Task directions
The whole listing, repeated exactly, is what this task asks for.

Data to examine below:

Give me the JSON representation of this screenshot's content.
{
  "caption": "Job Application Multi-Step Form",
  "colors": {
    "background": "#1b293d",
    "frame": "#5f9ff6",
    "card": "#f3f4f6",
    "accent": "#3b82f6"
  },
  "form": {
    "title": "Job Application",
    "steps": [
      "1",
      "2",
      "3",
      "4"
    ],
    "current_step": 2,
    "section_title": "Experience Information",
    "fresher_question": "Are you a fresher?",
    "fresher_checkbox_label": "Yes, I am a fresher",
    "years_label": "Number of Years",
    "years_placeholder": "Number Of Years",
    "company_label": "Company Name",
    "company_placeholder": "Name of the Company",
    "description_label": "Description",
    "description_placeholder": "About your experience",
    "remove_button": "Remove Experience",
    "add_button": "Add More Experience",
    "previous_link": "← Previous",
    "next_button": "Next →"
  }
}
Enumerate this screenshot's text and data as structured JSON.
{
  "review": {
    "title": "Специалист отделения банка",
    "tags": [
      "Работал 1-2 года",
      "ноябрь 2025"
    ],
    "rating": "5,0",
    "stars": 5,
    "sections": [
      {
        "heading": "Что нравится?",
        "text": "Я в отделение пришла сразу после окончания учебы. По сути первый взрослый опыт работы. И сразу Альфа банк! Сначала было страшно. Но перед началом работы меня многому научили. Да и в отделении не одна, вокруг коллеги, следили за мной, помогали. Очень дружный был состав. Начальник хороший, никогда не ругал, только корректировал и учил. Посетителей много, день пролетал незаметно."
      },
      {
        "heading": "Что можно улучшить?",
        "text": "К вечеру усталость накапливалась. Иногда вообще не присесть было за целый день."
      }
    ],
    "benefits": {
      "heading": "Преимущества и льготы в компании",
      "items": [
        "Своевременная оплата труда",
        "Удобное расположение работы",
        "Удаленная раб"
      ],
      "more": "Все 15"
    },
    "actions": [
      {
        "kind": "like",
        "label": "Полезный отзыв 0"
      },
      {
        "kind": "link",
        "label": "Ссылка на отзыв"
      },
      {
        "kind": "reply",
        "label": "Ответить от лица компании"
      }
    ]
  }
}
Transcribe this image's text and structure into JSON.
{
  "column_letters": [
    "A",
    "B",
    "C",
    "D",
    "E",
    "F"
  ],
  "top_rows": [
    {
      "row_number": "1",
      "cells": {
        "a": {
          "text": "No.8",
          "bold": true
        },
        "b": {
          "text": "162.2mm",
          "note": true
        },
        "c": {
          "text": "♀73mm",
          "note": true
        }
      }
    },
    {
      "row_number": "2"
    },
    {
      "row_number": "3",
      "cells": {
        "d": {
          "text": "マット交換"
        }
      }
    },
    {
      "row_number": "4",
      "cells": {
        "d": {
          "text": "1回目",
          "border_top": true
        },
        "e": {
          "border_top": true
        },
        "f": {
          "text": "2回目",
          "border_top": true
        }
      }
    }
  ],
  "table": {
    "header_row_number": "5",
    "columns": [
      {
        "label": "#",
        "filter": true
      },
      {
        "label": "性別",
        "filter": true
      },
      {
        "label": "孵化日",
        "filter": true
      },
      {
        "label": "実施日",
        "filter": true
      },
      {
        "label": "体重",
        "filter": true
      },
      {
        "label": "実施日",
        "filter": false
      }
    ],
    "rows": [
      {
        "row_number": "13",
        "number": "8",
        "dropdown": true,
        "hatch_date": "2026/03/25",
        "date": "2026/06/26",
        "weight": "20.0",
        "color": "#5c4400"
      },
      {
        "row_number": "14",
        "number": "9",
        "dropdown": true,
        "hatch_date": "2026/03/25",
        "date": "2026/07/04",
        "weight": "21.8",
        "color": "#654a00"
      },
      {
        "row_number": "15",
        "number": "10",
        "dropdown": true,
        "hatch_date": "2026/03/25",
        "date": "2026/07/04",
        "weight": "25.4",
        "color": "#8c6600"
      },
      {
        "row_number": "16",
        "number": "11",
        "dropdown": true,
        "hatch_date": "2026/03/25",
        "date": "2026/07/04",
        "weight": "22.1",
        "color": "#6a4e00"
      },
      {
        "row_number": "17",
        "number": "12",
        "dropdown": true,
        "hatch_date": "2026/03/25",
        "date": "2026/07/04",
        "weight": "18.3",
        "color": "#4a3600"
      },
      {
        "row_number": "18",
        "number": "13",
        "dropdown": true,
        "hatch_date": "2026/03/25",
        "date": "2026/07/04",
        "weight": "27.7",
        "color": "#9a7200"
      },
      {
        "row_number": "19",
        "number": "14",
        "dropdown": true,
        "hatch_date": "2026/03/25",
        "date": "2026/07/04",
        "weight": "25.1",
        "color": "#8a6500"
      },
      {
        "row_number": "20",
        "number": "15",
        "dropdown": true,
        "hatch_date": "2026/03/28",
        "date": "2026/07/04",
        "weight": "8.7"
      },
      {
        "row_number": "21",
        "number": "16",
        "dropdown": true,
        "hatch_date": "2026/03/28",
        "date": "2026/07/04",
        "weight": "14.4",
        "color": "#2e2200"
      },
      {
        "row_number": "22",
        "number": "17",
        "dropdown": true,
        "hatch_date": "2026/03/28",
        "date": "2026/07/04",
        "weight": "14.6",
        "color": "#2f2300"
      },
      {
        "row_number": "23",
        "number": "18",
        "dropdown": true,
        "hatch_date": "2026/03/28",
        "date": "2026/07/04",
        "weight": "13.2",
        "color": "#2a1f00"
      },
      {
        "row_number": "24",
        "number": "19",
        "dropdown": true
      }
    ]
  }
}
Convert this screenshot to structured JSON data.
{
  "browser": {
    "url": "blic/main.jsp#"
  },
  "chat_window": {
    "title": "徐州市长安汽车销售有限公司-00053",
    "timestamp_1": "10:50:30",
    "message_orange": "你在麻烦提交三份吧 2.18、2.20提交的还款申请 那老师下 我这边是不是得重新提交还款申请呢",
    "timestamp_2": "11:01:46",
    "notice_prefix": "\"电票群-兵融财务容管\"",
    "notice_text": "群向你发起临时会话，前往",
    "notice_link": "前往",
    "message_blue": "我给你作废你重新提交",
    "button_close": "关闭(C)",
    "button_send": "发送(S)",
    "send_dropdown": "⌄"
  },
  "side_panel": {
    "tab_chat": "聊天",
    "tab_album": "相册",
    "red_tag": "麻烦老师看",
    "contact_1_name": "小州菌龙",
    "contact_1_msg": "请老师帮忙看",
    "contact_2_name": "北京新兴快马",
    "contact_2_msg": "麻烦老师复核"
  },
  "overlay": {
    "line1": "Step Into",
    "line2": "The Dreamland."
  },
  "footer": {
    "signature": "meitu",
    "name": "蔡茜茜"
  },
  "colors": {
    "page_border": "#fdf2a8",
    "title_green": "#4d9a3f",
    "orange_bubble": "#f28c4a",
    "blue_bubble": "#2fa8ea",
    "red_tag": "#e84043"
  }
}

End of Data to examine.

Response to the exercise
Give me the JSON representation of this screenshot's content.
{
  "caption": "Job Application Multi-Step Form",
  "colors": {
    "background": "#1b293d",
    "frame": "#5f9ff6",
    "card": "#f3f4f6",
    "accent": "#3b82f6"
  },
  "form": {
    "title": "Job Application",
    "steps": [
      "1",
      "2",
      "3",
      "4"
    ],
    "current_step": 2,
    "section_title": "Experience Information",
    "fresher_question": "Are you a fresher?",
    "fresher_checkbox_label": "Yes, I am a fresher",
    "years_label": "Number of Years",
    "years_placeholder": "Number Of Years",
    "company_label": "Company Name",
    "company_placeholder": "Name of the Company",
    "description_label": "Description",
    "description_placeholder": "About your experience",
    "remove_button": "Remove Experience",
    "add_button": "Add More Experience",
    "previous_link": "← Previous",
    "next_button": "Next →"
  }
}
Enumerate this screenshot's text and data as structured JSON.
{
  "review": {
    "title": "Специалист отделения банка",
    "tags": [
      "Работал 1-2 года",
      "ноябрь 2025"
    ],
    "rating": "5,0",
    "stars": 5,
    "sections": [
      {
        "heading": "Что нравится?",
        "text": "Я в отделение пришла сразу после окончания учебы. По сути первый взрослый опыт работы. И сразу Альфа банк! Сначала было страшно. Но перед началом работы меня многому научили. Да и в отделении не одна, вокруг коллеги, следили за мной, помогали. Очень дружный был состав. Начальник хороший, никогда не ругал, только корректировал и учил. Посетителей много, день пролетал незаметно."
      },
      {
        "heading": "Что можно улучшить?",
        "text": "К вечеру усталость накапливалась. Иногда вообще не присесть было за целый день."
      }
    ],
    "benefits": {
      "heading": "Преимущества и льготы в компании",
      "items": [
        "Своевременная оплата труда",
        "Удобное расположение работы",
        "Удаленная раб"
      ],
      "more": "Все 15"
    },
    "actions": [
      {
        "kind": "like",
        "label": "Полезный отзыв 0"
      },
      {
        "kind": "link",
        "label": "Ссылка на отзыв"
      },
      {
        "kind": "reply",
        "label": "Ответить от лица компании"
      }
    ]
  }
}
Transcribe this image's text and structure into JSON.
{
  "column_letters": [
    "A",
    "B",
    "C",
    "D",
    "E",
    "F"
  ],
  "top_rows": [
    {
      "row_number": "1",
      "cells": {
        "a": {
          "text": "No.8",
          "bold": true
        },
        "b": {
          "text": "162.2mm",
          "note": true
        },
        "c": {
          "text": "♀73mm",
          "note": true
        }
      }
    },
    {
      "row_number": "2"
    },
    {
      "row_number": "3",
      "cells": {
        "d": {
          "text": "マット交換"
        }
      }
    },
    {
      "row_number": "4",
      "cells": {
        "d": {
          "text": "1回目",
          "border_top": true
        },
        "e": {
          "border_top": true
        },
        "f": {
          "text": "2回目",
          "border_top": true
        }
      }
    }
  ],
  "table": {
    "header_row_number": "5",
    "columns": [
      {
        "label": "#",
        "filter": true
      },
      {
        "label": "性別",
        "filter": true
      },
      {
        "label": "孵化日",
        "filter": true
      },
      {
        "label": "実施日",
        "filter": true
      },
      {
        "label": "体重",
        "filter": true
      },
      {
        "label": "実施日",
        "filter": false
      }
    ],
    "rows": [
      {
        "row_number": "13",
        "number": "8",
        "dropdown": true,
        "hatch_date": "2026/03/25",
        "date": "2026/06/26",
        "weight": "20.0",
        "color": "#5c4400"
      },
      {
        "row_number": "14",
        "number": "9",
        "dropdown": true,
        "hatch_date": "2026/03/25",
        "date": "2026/07/04",
        "weight": "21.8",
        "color": "#654a00"
      },
      {
        "row_number": "15",
        "number": "10",
        "dropdown": true,
        "hatch_date": "2026/03/25",
        "date": "2026/07/04",
        "weight": "25.4",
        "color": "#8c6600"
      },
      {
        "row_number": "16",
        "number": "11",
        "dropdown": true,
        "hatch_date": "2026/03/25",
        "date": "2026/07/04",
        "weight": "22.1",
        "color": "#6a4e00"
      },
      {
        "row_number": "17",
        "number": "12",
        "dropdown": true,
        "hatch_date": "2026/03/25",
        "date": "2026/07/04",
        "weight": "18.3",
        "color": "#4a3600"
      },
      {
        "row_number": "18",
        "number": "13",
        "dropdown": true,
        "hatch_date": "2026/03/25",
        "date": "2026/07/04",
        "weight": "27.7",
        "color": "#9a7200"
      },
      {
        "row_number": "19",
        "number": "14",
        "dropdown": true,
        "hatch_date": "2026/03/25",
        "date": "2026/07/04",
        "weight": "25.1",
        "color": "#8a6500"
      },
      {
        "row_number": "20",
        "number": "15",
        "dropdown": true,
        "hatch_date": "2026/03/28",
        "date": "2026/07/04",
        "weight": "8.7"
      },
      {
        "row_number": "21",
        "number": "16",
        "dropdown": true,
        "hatch_date": "2026/03/28",
        "date": "2026/07/04",
        "weight": "14.4",
        "color": "#2e2200"
      },
      {
        "row_number": "22",
        "number": "17",
        "dropdown": true,
        "hatch_date": "2026/03/28",
        "date": "2026/07/04",
        "weight": "14.6",
        "color": "#2f2300"
      },
      {
        "row_number": "23",
        "number": "18",
        "dropdown": true,
        "hatch_date": "2026/03/28",
        "date": "2026/07/04",
        "weight": "13.2",
        "color": "#2a1f00"
      },
      {
        "row_number": "24",
        "number": "19",
        "dropdown": true
      }
    ]
  }
}
Convert this screenshot to structured JSON data.
{
  "browser": {
    "url": "blic/main.jsp#"
  },
  "chat_window": {
    "title": "徐州市长安汽车销售有限公司-00053",
    "timestamp_1": "10:50:30",
    "message_orange": "你在麻烦提交三份吧 2.18、2.20提交的还款申请 那老师下 我这边是不是得重新提交还款申请呢",
    "timestamp_2": "11:01:46",
    "notice_prefix": "\"电票群-兵融财务容管\"",
    "notice_text": "群向你发起临时会话，前往",
    "notice_link": "前往",
    "message_blue": "我给你作废你重新提交",
    "button_close": "关闭(C)",
    "button_send": "发送(S)",
    "send_dropdown": "⌄"
  },
  "side_panel": {
    "tab_chat": "聊天",
    "tab_album": "相册",
    "red_tag": "麻烦老师看",
    "contact_1_name": "小州菌龙",
    "contact_1_msg": "请老师帮忙看",
    "contact_2_name": "北京新兴快马",
    "contact_2_msg": "麻烦老师复核"
  },
  "overlay": {
    "line1": "Step Into",
    "line2": "The Dreamland."
  },
  "footer": {
    "signature": "meitu",
    "name": "蔡茜茜"
  },
  "colors": {
    "page_border": "#fdf2a8",
    "title_green": "#4d9a3f",
    "orange_bubble": "#f28c4a",
    "blue_bubble": "#2fa8ea",
    "red_tag": "#e84043"
  }
}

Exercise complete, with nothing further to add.